British singer Dua Lipa has been credited by music critics with leading the revival of disco following the widespread international success of her single "Don't Start Now" and her album Future Nostalgia.

There was also a thriving drug subculture in the disco scene, particularly for drugs that would enhance the experience of dancing to the loud music and the flashing lights, such as cocaine and quaaludes, the latter being so common in disco subculture that they were nicknamed "disco biscuits".

Adriaen Brouwer, TheSmokers (1636)

Recreational drug use

Use of a psychoactive drug to induce an altered state of consciousness either for pleasure or for some other casual purpose or pastime by modifying the perceptions, feelings, and emotions of the user.

Use of a psychoactive drug to induce an altered state of consciousness either for pleasure or for some other casual purpose or pastime by modifying the perceptions, feelings, and emotions of the user.

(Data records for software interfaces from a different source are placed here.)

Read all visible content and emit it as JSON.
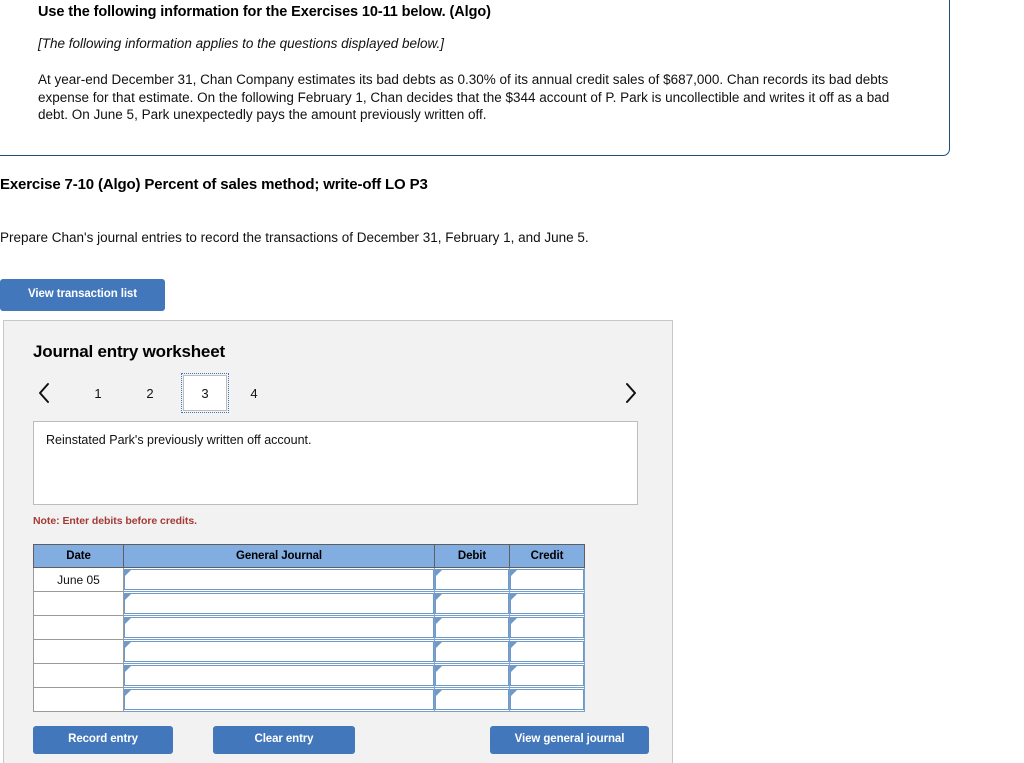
{
  "info_box": {
    "title": "Use the following information for the Exercises 10-11 below. (Algo)",
    "italic_note": "[The following information applies to the questions displayed below.]",
    "body": "At year-end December 31, Chan Company estimates its bad debts as 0.30% of its annual credit sales of $687,000. Chan records its bad debts expense for that estimate. On the following February 1, Chan decides that the $344 account of P. Park is uncollectible and writes it off as a bad debt. On June 5, Park unexpectedly pays the amount previously written off."
  },
  "exercise": {
    "title": "Exercise 7-10 (Algo) Percent of sales method; write-off LO P3",
    "prompt": "Prepare Chan's journal entries to record the transactions of December 31, February 1, and June 5.",
    "view_transaction_list_label": "View transaction list"
  },
  "worksheet": {
    "title": "Journal entry worksheet",
    "tabs": [
      {
        "label": "1",
        "active": false
      },
      {
        "label": "2",
        "active": false
      },
      {
        "label": "3",
        "active": true
      },
      {
        "label": "4",
        "active": false
      }
    ],
    "prev_icon": "chevron-left-icon",
    "next_icon": "chevron-right-icon",
    "description": "Reinstated Park's previously written off account.",
    "note": "Note: Enter debits before credits.",
    "table": {
      "headers": [
        "Date",
        "General Journal",
        "Debit",
        "Credit"
      ],
      "rows": [
        {
          "date": "June 05",
          "general_journal": "",
          "debit": "",
          "credit": ""
        },
        {
          "date": "",
          "general_journal": "",
          "debit": "",
          "credit": ""
        },
        {
          "date": "",
          "general_journal": "",
          "debit": "",
          "credit": ""
        },
        {
          "date": "",
          "general_journal": "",
          "debit": "",
          "credit": ""
        },
        {
          "date": "",
          "general_journal": "",
          "debit": "",
          "credit": ""
        },
        {
          "date": "",
          "general_journal": "",
          "debit": "",
          "credit": ""
        }
      ]
    },
    "buttons": {
      "record_entry": "Record entry",
      "clear_entry": "Clear entry",
      "view_general_journal": "View general journal"
    }
  },
  "colors": {
    "button_blue": "#4377bc",
    "table_header_blue": "#82ade0",
    "note_red": "#a33a36",
    "info_border_blue": "#1f4e79",
    "panel_bg": "#f2f2f2"
  }
}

Adriaen Brouwer, TheSmokers (1636)
Edgar Degas, L'Absinthe (1876)
Bhang eaters from India c. 1790. Bhang is an edible preparation of cannabis native to the Indian subcontinent. It has been used in food and drink as early as 1000 BCE by Hindus in ancient India.
A man smoking cannabis in Kolkata, India
A rational harm assessment of drugs<ref>{{Cite journal|last1=Blakemore|first1=Colin|last2=Saulsbury|first2=William|last3=King|first3=Leslie A.|last4=Nutt|first4=David|date=2007-03-24|title=Development of a rational scale to assess the harm of drugs of potential misuse|url=https://www.thelancet.com/journals/lancet/article/PIIS0140-6736(07)60464-4/abstract|journal=The Lancet|language=en|volume=369|issue=9566|pages=1047–1053|doi=10.1016/S0140-6736(07)60464-4|issn=0140-6736|pmid=17382831|s2cid=5903121}}</ref>
This 1914 photo shows intoxicated men at a sobering-up room
alt=A chart showing dependence potential versus safety ratio.|An analysis of the dangers of drugs<ref>{{Cite book|url=https://books.google.com/books?id=xpZhjBuDkuwC&pg=PA149|title=Drugs and Society: U.S. Public Policy|last=Fish|first=Jefferson M.|date=2006|publisher=Rowman & Littlefield|isbn=9780742542457|language=en}}</ref>
Total recorded alcohol per capita consumption (15+), in liters of pure alcohol
Caffeinated alcoholic beverages, such as Vodka Red Bull, are widespread and legal routes of administration for multiple drugs.
Insufflation of powdered drug
Injection of heroin
Cocaine is a commonly used stimulant
alt=A chart showing relative drug harm.|A chart showing relative drug harm.

What controlled substances are considered generally unlawful to possess varies by country, but usually includes methamphetamine, heroin, cocaine, LSD, psilocybin mushrooms, MDMA, Lean, and club drugs.

Quaaludes: A popular club drug in the 1970s. No longer prescribed or manufactured in many countries but remains popular in South Africa.